══ The input

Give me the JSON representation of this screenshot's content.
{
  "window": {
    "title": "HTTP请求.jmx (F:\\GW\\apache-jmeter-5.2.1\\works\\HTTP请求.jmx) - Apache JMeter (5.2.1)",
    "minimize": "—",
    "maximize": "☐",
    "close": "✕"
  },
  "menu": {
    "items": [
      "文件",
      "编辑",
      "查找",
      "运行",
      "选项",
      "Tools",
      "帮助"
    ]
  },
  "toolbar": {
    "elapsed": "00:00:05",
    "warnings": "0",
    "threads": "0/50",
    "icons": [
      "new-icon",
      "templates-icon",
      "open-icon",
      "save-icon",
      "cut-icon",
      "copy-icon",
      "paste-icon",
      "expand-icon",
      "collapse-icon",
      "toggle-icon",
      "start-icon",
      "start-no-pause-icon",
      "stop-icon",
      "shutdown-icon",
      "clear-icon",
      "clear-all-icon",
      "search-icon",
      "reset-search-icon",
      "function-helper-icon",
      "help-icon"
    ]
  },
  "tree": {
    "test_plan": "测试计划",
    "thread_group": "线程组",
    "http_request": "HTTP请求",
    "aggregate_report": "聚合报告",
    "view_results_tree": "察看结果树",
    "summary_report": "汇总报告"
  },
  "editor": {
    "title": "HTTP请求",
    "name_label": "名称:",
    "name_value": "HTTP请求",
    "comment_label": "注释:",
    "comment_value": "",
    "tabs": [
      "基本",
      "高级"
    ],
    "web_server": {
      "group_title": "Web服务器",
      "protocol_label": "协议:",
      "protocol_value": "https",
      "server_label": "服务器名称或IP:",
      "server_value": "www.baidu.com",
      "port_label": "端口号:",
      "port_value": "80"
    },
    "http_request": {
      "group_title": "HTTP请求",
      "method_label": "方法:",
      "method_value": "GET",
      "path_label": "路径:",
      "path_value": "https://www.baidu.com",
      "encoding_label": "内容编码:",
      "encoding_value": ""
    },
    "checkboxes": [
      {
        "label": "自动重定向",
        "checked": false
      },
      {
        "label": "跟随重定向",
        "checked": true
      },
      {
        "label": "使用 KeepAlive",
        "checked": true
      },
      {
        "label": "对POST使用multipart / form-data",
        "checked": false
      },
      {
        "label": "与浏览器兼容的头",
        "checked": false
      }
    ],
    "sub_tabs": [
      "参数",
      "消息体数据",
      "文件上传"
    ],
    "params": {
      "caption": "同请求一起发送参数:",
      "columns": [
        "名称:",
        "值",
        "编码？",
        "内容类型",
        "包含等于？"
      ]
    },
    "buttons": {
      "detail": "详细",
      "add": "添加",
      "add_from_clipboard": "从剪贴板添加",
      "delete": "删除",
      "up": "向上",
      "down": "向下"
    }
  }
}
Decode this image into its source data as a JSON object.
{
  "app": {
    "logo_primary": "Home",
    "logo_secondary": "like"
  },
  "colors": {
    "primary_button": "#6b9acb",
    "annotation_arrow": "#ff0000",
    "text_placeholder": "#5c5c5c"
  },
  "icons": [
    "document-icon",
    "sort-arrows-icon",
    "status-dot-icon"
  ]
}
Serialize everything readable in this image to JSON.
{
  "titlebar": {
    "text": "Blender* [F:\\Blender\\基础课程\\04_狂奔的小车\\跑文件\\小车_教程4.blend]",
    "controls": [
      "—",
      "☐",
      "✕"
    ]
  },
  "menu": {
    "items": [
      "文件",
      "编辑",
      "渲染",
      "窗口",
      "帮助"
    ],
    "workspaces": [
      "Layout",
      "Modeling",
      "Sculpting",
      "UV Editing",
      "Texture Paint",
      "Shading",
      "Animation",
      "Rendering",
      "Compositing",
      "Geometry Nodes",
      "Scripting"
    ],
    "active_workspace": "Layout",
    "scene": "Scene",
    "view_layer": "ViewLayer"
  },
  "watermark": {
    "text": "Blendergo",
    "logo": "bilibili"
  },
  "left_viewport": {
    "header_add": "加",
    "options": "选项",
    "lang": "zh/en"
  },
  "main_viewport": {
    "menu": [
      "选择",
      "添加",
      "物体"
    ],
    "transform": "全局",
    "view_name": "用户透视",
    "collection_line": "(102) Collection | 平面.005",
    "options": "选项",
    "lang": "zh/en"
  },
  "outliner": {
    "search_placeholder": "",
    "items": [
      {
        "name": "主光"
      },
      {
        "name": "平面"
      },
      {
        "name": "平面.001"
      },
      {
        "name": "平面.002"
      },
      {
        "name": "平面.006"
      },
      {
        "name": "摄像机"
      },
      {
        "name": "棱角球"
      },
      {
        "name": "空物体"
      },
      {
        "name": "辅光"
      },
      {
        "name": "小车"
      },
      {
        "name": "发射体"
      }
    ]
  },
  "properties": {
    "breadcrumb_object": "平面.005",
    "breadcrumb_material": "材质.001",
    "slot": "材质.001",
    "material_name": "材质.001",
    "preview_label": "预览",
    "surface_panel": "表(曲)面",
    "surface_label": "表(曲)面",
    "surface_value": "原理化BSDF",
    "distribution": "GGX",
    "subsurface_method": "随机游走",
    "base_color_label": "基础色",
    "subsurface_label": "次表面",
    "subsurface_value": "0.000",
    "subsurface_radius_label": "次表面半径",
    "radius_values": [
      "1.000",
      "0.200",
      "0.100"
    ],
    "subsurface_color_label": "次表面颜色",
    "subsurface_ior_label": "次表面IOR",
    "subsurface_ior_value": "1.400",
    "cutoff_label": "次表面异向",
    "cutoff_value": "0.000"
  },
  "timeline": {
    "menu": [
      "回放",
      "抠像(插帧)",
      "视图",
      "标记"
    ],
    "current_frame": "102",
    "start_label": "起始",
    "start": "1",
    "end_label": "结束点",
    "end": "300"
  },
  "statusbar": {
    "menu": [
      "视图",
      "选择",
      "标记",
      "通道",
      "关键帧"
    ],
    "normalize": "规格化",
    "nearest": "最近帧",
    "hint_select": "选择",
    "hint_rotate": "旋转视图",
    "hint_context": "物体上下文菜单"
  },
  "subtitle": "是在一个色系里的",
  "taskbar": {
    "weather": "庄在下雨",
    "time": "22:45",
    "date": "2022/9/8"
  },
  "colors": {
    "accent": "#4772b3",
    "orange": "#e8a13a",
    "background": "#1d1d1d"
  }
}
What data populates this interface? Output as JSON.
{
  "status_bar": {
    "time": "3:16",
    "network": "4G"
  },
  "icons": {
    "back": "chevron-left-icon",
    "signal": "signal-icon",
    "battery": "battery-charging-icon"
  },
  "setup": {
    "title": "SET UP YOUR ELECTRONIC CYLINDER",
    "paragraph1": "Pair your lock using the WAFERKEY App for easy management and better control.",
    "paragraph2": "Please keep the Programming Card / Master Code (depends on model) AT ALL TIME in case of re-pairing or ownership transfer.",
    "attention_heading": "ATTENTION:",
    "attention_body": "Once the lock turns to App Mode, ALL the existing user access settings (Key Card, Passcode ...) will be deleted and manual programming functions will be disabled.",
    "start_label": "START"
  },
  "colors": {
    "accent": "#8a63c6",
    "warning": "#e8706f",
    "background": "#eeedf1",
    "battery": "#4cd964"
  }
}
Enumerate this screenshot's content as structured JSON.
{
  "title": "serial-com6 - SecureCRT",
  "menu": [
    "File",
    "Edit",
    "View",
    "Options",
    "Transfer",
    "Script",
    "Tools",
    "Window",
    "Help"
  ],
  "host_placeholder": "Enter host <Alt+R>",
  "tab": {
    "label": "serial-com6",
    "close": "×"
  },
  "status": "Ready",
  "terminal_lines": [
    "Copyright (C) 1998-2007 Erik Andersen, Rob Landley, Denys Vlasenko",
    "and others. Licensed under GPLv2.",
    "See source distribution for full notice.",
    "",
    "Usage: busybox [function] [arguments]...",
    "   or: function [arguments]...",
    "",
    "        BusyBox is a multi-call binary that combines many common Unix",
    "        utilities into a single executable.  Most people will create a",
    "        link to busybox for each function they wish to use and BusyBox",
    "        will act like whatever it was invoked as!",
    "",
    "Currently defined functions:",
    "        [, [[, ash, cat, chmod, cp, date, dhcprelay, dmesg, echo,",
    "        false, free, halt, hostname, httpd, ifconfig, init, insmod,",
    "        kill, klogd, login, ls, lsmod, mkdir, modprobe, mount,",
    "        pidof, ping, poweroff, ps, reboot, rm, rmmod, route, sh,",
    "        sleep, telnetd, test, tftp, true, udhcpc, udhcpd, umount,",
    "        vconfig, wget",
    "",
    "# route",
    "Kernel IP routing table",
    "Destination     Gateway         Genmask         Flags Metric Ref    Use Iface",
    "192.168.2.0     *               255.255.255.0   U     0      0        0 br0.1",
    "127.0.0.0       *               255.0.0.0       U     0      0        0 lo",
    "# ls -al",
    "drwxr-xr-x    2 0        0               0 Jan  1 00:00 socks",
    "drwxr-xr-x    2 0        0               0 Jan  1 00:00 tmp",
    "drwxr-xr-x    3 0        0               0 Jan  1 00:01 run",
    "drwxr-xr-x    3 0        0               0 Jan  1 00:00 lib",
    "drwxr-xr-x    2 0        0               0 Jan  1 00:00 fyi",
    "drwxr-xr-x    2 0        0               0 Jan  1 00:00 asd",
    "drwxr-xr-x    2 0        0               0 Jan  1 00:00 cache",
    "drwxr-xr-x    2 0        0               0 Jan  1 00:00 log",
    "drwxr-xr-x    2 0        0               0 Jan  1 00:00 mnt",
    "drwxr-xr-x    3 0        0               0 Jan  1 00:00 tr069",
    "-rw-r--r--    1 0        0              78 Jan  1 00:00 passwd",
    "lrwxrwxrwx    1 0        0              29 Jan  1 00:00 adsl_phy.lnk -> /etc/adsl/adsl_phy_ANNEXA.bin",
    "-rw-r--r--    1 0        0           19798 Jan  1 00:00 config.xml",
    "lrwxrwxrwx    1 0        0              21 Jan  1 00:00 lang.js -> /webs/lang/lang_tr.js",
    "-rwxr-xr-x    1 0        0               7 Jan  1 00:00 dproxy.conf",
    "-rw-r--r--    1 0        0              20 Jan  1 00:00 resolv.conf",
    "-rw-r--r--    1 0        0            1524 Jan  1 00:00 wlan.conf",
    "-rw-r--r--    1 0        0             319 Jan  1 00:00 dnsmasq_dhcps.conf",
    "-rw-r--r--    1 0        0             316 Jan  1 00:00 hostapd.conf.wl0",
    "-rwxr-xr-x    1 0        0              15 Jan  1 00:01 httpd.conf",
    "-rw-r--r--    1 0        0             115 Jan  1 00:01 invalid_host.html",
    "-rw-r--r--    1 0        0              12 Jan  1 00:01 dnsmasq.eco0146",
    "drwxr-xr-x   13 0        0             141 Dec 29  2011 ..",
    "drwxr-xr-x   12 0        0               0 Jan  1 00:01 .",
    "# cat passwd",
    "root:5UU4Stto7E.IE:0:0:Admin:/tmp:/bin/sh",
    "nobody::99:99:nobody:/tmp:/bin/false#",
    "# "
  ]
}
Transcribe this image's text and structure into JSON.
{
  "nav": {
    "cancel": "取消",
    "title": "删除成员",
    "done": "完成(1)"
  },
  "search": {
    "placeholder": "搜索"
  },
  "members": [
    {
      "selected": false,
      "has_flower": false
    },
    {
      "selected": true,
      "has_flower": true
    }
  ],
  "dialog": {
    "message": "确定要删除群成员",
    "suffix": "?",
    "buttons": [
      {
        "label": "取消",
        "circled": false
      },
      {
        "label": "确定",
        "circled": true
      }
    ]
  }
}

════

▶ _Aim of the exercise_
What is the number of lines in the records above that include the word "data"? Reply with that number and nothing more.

▶ _Exercise answer_
3